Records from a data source
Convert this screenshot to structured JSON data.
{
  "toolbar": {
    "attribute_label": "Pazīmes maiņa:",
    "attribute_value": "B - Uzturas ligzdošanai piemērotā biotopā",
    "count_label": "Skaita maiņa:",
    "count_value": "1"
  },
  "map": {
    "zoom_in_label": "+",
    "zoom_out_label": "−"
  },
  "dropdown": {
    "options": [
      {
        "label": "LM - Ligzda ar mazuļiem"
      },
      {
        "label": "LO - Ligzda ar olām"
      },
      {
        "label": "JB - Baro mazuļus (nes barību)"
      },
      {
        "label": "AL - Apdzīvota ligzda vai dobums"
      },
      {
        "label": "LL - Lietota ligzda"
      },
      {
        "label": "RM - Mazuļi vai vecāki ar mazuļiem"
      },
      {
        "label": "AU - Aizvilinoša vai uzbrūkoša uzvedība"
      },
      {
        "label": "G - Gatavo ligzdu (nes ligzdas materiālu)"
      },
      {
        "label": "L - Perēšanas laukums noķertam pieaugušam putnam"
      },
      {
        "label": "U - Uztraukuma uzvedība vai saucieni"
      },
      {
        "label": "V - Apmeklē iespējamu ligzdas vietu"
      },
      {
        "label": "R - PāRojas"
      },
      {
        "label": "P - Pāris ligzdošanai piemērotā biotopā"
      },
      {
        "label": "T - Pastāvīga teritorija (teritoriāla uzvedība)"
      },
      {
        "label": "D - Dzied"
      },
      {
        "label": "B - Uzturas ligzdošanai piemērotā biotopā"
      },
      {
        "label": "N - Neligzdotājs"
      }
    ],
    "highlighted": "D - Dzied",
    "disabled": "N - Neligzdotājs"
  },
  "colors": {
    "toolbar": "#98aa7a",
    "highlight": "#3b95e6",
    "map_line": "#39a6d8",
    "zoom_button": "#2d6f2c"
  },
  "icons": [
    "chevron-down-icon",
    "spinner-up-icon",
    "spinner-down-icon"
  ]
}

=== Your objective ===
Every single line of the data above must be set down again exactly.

=== Exercise answer ===
Convert this screenshot to structured JSON data.
{
  "toolbar": {
    "attribute_label": "Pazīmes maiņa:",
    "attribute_value": "B - Uzturas ligzdošanai piemērotā biotopā",
    "count_label": "Skaita maiņa:",
    "count_value": "1"
  },
  "map": {
    "zoom_in_label": "+",
    "zoom_out_label": "−"
  },
  "dropdown": {
    "options": [
      {
        "label": "LM - Ligzda ar mazuļiem"
      },
      {
        "label": "LO - Ligzda ar olām"
      },
      {
        "label": "JB - Baro mazuļus (nes barību)"
      },
      {
        "label": "AL - Apdzīvota ligzda vai dobums"
      },
      {
        "label": "LL - Lietota ligzda"
      },
      {
        "label": "RM - Mazuļi vai vecāki ar mazuļiem"
      },
      {
        "label": "AU - Aizvilinoša vai uzbrūkoša uzvedība"
      },
      {
        "label": "G - Gatavo ligzdu (nes ligzdas materiālu)"
      },
      {
        "label": "L - Perēšanas laukums noķertam pieaugušam putnam"
      },
      {
        "label": "U - Uztraukuma uzvedība vai saucieni"
      },
      {
        "label": "V - Apmeklē iespējamu ligzdas vietu"
      },
      {
        "label": "R - PāRojas"
      },
      {
        "label": "P - Pāris ligzdošanai piemērotā biotopā"
      },
      {
        "label": "T - Pastāvīga teritorija (teritoriāla uzvedība)"
      },
      {
        "label": "D - Dzied"
      },
      {
        "label": "B - Uzturas ligzdošanai piemērotā biotopā"
      },
      {
        "label": "N - Neligzdotājs"
      }
    ],
    "highlighted": "D - Dzied",
    "disabled": "N - Neligzdotājs"
  },
  "colors": {
    "toolbar": "#98aa7a",
    "highlight": "#3b95e6",
    "map_line": "#39a6d8",
    "zoom_button": "#2d6f2c"
  },
  "icons": [
    "chevron-down-icon",
    "spinner-up-icon",
    "spinner-down-icon"
  ]
}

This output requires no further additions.